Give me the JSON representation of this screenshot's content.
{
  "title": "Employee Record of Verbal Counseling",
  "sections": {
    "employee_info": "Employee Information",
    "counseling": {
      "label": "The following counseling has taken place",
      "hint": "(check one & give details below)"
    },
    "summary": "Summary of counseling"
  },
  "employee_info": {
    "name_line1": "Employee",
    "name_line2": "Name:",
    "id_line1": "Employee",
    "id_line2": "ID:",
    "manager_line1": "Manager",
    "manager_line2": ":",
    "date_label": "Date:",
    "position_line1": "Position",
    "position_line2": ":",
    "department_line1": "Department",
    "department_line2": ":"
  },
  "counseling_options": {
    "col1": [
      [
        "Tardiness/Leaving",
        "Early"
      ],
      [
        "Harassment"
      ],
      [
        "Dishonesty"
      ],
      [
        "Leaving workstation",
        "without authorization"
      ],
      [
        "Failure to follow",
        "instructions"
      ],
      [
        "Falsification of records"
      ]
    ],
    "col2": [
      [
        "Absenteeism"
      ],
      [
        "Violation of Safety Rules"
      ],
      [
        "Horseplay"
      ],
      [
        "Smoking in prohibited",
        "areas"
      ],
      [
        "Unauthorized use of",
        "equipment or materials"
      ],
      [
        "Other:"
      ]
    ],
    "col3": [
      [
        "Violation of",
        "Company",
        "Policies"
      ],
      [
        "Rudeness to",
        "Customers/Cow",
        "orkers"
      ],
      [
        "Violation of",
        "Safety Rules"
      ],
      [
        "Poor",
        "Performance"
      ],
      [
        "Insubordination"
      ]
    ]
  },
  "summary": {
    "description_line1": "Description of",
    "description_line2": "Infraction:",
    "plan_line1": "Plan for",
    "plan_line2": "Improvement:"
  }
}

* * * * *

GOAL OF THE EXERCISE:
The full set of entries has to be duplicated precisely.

SOLUTION:
Give me the JSON representation of this screenshot's content.
{
  "title": "Employee Record of Verbal Counseling",
  "sections": {
    "employee_info": "Employee Information",
    "counseling": {
      "label": "The following counseling has taken place",
      "hint": "(check one & give details below)"
    },
    "summary": "Summary of counseling"
  },
  "employee_info": {
    "name_line1": "Employee",
    "name_line2": "Name:",
    "id_line1": "Employee",
    "id_line2": "ID:",
    "manager_line1": "Manager",
    "manager_line2": ":",
    "date_label": "Date:",
    "position_line1": "Position",
    "position_line2": ":",
    "department_line1": "Department",
    "department_line2": ":"
  },
  "counseling_options": {
    "col1": [
      [
        "Tardiness/Leaving",
        "Early"
      ],
      [
        "Harassment"
      ],
      [
        "Dishonesty"
      ],
      [
        "Leaving workstation",
        "without authorization"
      ],
      [
        "Failure to follow",
        "instructions"
      ],
      [
        "Falsification of records"
      ]
    ],
    "col2": [
      [
        "Absenteeism"
      ],
      [
        "Violation of Safety Rules"
      ],
      [
        "Horseplay"
      ],
      [
        "Smoking in prohibited",
        "areas"
      ],
      [
        "Unauthorized use of",
        "equipment or materials"
      ],
      [
        "Other:"
      ]
    ],
    "col3": [
      [
        "Violation of",
        "Company",
        "Policies"
      ],
      [
        "Rudeness to",
        "Customers/Cow",
        "orkers"
      ],
      [
        "Violation of",
        "Safety Rules"
      ],
      [
        "Poor",
        "Performance"
      ],
      [
        "Insubordination"
      ]
    ]
  },
  "summary": {
    "description_line1": "Description of",
    "description_line2": "Infraction:",
    "plan_line1": "Plan for",
    "plan_line2": "Improvement:"
  }
}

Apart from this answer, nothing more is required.